Def Leppard did not see any “real money’ until ‘Hysteria’ sold 12 million copies worldwide
How long does it take for a successful band to hit it big financially?
Def Leppard frontman Joe Elliott was recently interviewed by This Is Money and was asked if he ever paid silly money. Elliott replied: “No. Once the band became successful, there was a lot of money going through the system. It was never like winning the lottery though. It was fair and reasonable for what we, as a band, put in.
We did not see a great deal of money until the autumn of 1983 when we got a cheque for the Pyromania album and tour. By then, even though we had sold six million records, we had a seven-year debt with the record label to clear.
Of course, when we did get that cheque, it was the biggest I had ever seen. I cannot remember exactly how much it was for but it was more than £20,000 – the equivalent of £65,000 today. But because of our debts, we did not see any real money until 1988 when Hysteria shifted 12 million copies worldwide.”

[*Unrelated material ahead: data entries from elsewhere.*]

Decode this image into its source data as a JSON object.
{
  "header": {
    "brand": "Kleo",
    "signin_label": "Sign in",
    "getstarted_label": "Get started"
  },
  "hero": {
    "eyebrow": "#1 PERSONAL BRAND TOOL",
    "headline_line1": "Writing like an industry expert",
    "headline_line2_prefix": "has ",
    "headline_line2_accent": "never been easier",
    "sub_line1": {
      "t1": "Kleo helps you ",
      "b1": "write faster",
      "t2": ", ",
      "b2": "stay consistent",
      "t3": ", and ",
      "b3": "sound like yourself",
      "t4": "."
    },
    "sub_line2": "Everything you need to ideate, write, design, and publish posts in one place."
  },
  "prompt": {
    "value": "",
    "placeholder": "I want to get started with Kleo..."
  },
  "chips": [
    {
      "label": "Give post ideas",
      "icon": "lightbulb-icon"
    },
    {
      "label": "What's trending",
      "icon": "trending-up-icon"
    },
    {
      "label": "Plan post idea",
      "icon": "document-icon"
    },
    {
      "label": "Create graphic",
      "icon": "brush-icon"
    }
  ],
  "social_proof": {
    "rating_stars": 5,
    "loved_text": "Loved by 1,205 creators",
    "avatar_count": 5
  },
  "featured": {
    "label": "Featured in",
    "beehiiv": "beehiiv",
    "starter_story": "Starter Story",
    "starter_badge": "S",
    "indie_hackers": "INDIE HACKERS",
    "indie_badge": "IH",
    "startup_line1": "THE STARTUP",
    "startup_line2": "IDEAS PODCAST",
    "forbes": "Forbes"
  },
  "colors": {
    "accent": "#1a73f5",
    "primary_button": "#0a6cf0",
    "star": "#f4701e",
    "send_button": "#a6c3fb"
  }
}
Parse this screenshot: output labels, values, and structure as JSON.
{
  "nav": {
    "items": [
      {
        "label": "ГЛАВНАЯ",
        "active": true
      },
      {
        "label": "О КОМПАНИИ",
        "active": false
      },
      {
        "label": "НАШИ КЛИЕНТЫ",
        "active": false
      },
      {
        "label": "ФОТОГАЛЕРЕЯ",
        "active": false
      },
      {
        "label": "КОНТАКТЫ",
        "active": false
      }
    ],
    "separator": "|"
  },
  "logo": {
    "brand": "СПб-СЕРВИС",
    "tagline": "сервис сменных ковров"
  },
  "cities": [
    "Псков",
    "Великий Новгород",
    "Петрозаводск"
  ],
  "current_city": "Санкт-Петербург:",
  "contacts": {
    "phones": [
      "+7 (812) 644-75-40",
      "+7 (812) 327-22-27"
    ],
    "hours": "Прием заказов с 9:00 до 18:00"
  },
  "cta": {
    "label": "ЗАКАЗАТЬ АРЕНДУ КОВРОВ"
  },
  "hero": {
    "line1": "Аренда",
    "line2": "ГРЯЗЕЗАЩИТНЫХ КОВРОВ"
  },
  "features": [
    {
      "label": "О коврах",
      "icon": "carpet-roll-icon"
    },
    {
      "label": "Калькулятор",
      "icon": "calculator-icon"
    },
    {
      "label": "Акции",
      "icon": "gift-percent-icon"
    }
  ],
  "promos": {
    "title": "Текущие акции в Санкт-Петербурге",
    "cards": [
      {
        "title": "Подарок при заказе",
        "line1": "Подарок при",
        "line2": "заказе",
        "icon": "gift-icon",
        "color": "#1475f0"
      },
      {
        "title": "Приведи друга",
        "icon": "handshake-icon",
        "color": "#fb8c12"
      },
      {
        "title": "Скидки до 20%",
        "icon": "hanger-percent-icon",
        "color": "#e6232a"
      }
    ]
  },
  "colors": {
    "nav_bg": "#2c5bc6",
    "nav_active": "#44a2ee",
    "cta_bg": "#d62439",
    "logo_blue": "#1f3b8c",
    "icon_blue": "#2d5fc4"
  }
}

In terms of struggling to make ends meet, Elliott recalled: “Of course. In 1978, we were all living with our parents, working during the day for £10 or £15 a week, and gigging at night. We had to buy guitars on credit and ‘borrow’ things. Sometimes, at the end of a long day, we would buy one pint and sip from four straws so we could afford the bus fare home.”
You can read the rest of the interview with Joe Elliott at This Is Money.